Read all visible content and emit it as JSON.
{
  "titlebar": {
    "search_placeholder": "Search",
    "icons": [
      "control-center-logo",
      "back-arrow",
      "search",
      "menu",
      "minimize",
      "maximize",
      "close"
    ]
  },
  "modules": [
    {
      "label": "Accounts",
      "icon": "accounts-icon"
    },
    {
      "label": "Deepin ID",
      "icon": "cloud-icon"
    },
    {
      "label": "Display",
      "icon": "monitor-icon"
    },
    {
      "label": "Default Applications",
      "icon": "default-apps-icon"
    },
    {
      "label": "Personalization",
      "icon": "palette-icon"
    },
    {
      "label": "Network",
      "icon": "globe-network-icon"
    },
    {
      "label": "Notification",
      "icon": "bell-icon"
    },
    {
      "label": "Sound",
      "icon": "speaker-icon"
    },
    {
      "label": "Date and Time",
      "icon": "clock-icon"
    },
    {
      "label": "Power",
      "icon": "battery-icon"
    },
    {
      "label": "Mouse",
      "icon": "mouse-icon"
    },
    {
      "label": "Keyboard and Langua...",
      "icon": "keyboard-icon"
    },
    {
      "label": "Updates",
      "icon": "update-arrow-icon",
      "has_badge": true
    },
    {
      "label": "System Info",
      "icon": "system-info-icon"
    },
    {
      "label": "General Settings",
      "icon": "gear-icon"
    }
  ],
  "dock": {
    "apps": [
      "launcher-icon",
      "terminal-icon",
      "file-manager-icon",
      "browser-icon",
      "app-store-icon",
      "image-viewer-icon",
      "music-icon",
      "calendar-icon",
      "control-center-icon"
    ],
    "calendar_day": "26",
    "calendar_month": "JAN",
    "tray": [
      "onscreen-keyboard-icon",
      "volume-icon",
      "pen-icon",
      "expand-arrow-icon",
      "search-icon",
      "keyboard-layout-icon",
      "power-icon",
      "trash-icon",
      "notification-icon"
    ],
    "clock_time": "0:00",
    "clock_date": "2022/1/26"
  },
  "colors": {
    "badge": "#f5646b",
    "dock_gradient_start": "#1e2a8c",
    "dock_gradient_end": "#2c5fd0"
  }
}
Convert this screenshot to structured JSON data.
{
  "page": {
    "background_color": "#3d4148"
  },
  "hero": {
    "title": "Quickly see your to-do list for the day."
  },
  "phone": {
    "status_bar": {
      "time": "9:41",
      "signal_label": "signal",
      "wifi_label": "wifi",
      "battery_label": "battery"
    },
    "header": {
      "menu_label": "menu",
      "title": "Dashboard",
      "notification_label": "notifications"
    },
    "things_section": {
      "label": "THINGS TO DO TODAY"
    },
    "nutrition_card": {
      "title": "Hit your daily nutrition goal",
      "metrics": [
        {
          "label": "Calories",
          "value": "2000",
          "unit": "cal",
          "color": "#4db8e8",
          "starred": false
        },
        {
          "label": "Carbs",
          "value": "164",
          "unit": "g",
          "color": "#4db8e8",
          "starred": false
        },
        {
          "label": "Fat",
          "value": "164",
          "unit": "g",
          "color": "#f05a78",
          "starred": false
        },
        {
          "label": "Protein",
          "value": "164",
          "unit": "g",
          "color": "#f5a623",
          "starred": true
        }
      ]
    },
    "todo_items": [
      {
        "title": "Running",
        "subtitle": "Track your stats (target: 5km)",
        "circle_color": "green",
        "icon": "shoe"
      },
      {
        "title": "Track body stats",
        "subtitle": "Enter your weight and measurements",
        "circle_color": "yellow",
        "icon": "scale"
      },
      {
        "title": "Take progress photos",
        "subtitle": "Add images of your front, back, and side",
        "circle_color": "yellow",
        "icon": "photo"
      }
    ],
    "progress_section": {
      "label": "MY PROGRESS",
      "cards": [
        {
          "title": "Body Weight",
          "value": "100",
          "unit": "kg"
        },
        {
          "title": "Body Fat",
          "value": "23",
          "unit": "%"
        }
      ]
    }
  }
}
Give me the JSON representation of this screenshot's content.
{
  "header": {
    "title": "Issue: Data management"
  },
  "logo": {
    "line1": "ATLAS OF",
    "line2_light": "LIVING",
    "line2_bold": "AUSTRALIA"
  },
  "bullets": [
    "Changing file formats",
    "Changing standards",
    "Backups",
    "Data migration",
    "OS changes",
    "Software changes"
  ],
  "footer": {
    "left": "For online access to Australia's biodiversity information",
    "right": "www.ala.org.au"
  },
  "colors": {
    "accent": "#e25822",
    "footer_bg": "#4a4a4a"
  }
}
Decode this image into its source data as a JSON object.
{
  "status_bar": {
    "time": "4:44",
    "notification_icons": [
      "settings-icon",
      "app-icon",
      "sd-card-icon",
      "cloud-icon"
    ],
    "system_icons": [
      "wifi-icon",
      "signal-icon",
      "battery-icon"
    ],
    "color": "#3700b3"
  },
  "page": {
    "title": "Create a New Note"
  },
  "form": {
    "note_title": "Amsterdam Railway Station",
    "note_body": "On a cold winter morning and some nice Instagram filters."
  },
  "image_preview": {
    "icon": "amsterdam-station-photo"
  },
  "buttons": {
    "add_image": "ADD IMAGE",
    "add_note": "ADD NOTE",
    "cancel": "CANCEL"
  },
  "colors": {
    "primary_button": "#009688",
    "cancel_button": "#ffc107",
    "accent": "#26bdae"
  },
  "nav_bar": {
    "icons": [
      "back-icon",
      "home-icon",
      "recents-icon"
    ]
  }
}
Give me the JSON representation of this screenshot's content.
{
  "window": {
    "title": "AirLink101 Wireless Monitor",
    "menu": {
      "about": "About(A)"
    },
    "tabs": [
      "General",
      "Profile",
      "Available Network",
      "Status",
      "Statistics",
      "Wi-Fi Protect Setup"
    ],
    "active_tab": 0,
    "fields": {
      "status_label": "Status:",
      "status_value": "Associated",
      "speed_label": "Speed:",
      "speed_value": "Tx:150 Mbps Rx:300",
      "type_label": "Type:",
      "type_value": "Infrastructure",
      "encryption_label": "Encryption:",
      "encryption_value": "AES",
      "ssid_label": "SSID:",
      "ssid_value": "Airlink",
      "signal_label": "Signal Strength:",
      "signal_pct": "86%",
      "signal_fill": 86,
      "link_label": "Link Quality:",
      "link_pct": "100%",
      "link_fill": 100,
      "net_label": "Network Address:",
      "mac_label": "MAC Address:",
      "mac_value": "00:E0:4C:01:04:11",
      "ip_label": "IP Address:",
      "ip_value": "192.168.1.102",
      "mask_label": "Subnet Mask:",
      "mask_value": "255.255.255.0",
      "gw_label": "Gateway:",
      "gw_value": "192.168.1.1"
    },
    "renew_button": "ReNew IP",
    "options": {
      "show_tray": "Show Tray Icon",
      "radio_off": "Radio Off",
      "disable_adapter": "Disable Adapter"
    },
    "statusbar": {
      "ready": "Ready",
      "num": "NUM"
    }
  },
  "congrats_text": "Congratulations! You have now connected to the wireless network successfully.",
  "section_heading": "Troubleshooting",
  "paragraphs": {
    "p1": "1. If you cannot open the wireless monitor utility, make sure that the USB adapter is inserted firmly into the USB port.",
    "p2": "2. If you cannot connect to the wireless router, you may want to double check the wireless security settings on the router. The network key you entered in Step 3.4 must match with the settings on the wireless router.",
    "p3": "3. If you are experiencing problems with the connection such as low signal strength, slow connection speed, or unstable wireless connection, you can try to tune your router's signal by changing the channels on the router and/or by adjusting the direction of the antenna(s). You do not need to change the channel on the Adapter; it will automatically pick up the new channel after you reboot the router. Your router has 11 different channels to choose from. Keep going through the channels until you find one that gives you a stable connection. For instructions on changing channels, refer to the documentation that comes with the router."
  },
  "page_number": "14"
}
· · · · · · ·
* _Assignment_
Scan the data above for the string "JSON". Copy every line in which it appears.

* _Solution_
Read all visible content and emit it as JSON.
Convert this screenshot to structured JSON data.
Give me the JSON representation of this screenshot's content.
Decode this image into its source data as a JSON object.
Give me the JSON representation of this screenshot's content.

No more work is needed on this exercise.